--- Your assignment ---
Return the entries exactly. Images are not part of the copy.

### Material for this exercise ###

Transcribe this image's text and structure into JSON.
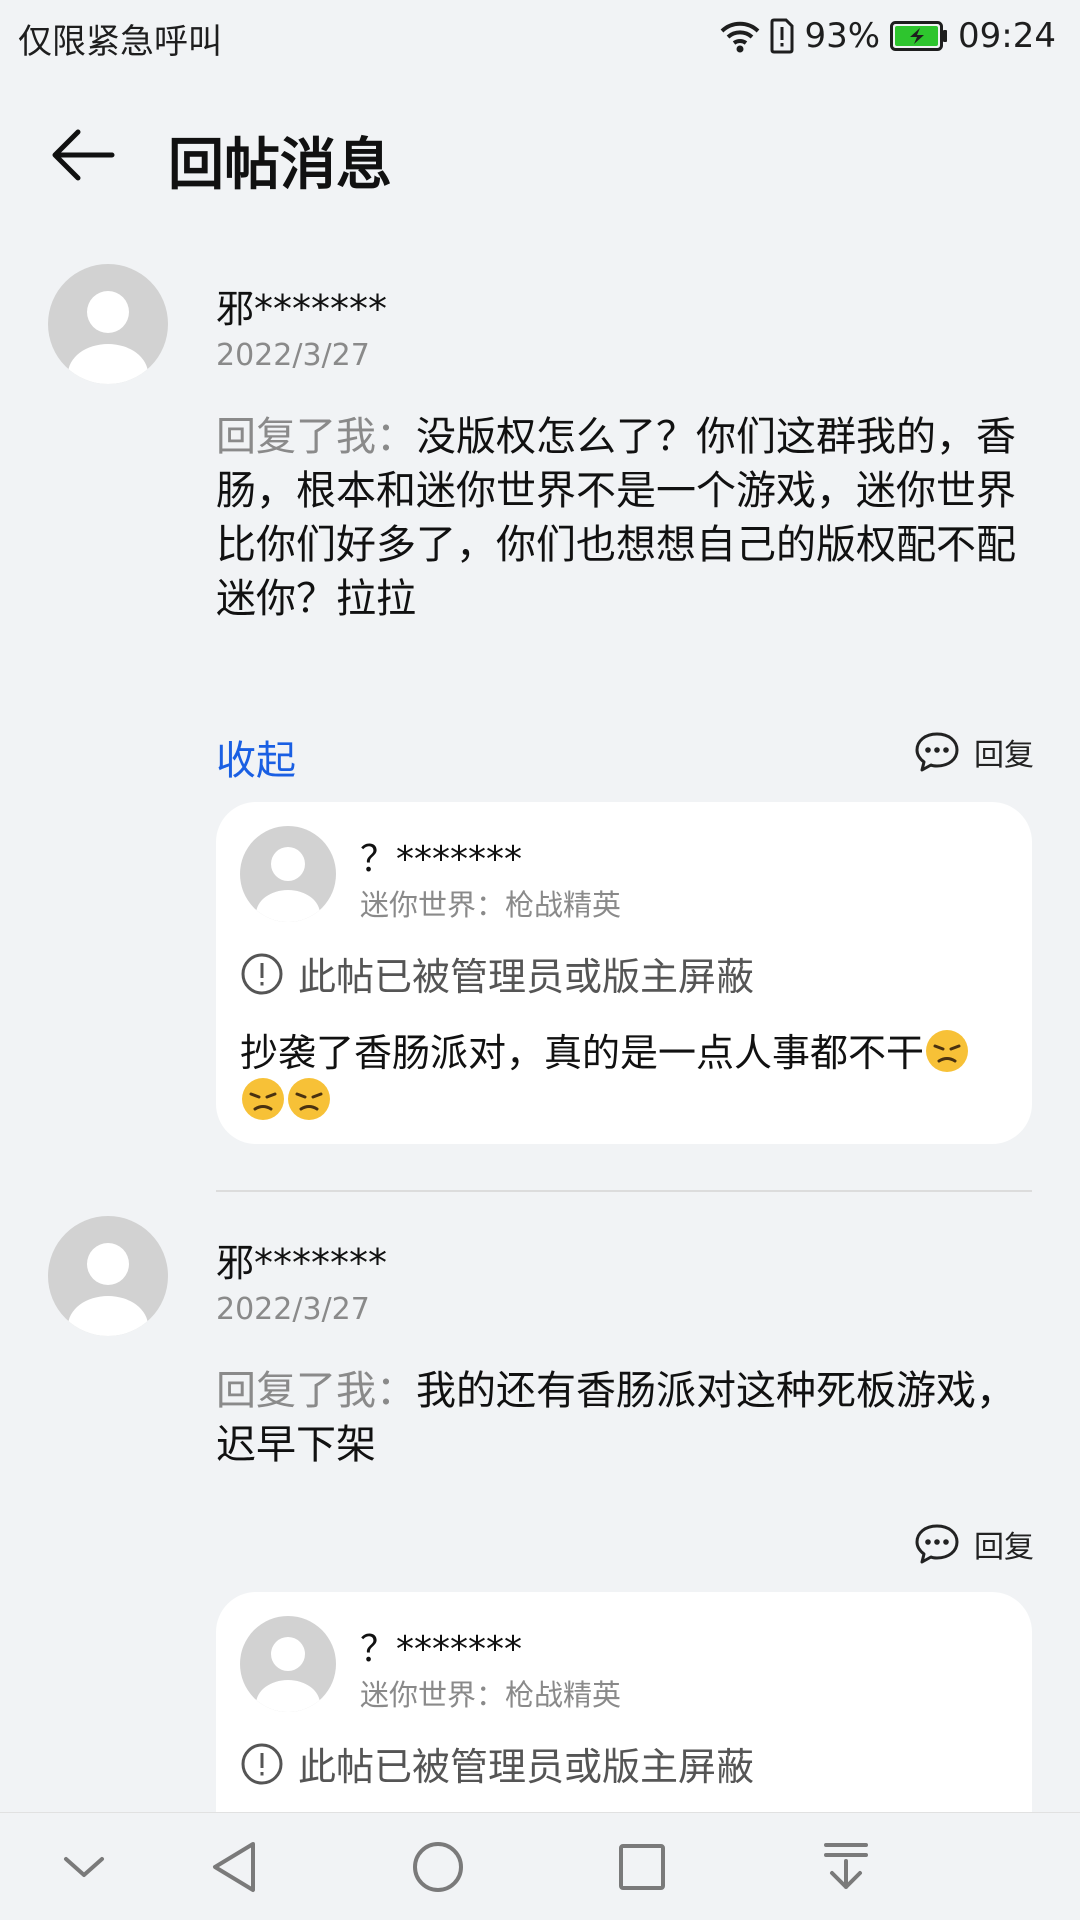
{
  "status_bar": {
    "emergency_text": "仅限紧急呼叫",
    "battery_percent": "93%",
    "time": "09:24",
    "icons": [
      "wifi-icon",
      "sim-alert-icon",
      "battery-charging-icon"
    ]
  },
  "header": {
    "title": "回帖消息",
    "back_icon": "arrow-left-icon"
  },
  "messages": [
    {
      "user": "邪*******",
      "date": "2022/3/27",
      "reply_prefix": "回复了我：",
      "reply_text": "没版权怎么了？你们这群我的，香肠，根本和迷你世界不是一个游戏，迷你世界比你们好多了，你们也想想自己的版权配不配迷你？拉拉",
      "collapse_label": "收起",
      "reply_label": "回复",
      "original_post": {
        "user": "？*******",
        "source": "迷你世界：枪战精英",
        "blocked_notice": "此帖已被管理员或版主屏蔽",
        "content": "抄袭了香肠派对，真的是一点人事都不干",
        "emoji_icon": "unamused-face-emoji"
      }
    },
    {
      "user": "邪*******",
      "date": "2022/3/27",
      "reply_prefix": "回复了我：",
      "reply_text": "我的还有香肠派对这种死板游戏，迟早下架",
      "reply_label": "回复",
      "original_post": {
        "user": "？*******",
        "source": "迷你世界：枪战精英",
        "blocked_notice": "此帖已被管理员或版主屏蔽"
      }
    }
  ],
  "nav_bar": {
    "icons": [
      "chevron-down-icon",
      "back-triangle-icon",
      "home-circle-icon",
      "recents-square-icon",
      "notification-pulldown-icon"
    ]
  },
  "colors": {
    "background": "#f1f3f5",
    "link_blue": "#1a5fe3",
    "secondary_text": "#8a8a8a",
    "card_background": "#ffffff",
    "avatar_gray": "#d2d2d2"
  }
}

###

--- Exercise response ---
Transcribe this image's text and structure into JSON.
{
  "status_bar": {
    "emergency_text": "仅限紧急呼叫",
    "battery_percent": "93%",
    "time": "09:24",
    "icons": [
      "wifi-icon",
      "sim-alert-icon",
      "battery-charging-icon"
    ]
  },
  "header": {
    "title": "回帖消息",
    "back_icon": "arrow-left-icon"
  },
  "messages": [
    {
      "user": "邪*******",
      "date": "2022/3/27",
      "reply_prefix": "回复了我：",
      "reply_text": "没版权怎么了？你们这群我的，香肠，根本和迷你世界不是一个游戏，迷你世界比你们好多了，你们也想想自己的版权配不配迷你？拉拉",
      "collapse_label": "收起",
      "reply_label": "回复",
      "original_post": {
        "user": "？*******",
        "source": "迷你世界：枪战精英",
        "blocked_notice": "此帖已被管理员或版主屏蔽",
        "content": "抄袭了香肠派对，真的是一点人事都不干",
        "emoji_icon": "unamused-face-emoji"
      }
    },
    {
      "user": "邪*******",
      "date": "2022/3/27",
      "reply_prefix": "回复了我：",
      "reply_text": "我的还有香肠派对这种死板游戏，迟早下架",
      "reply_label": "回复",
      "original_post": {
        "user": "？*******",
        "source": "迷你世界：枪战精英",
        "blocked_notice": "此帖已被管理员或版主屏蔽"
      }
    }
  ],
  "nav_bar": {
    "icons": [
      "chevron-down-icon",
      "back-triangle-icon",
      "home-circle-icon",
      "recents-square-icon",
      "notification-pulldown-icon"
    ]
  },
  "colors": {
    "background": "#f1f3f5",
    "link_blue": "#1a5fe3",
    "secondary_text": "#8a8a8a",
    "card_background": "#ffffff",
    "avatar_gray": "#d2d2d2"
  }
}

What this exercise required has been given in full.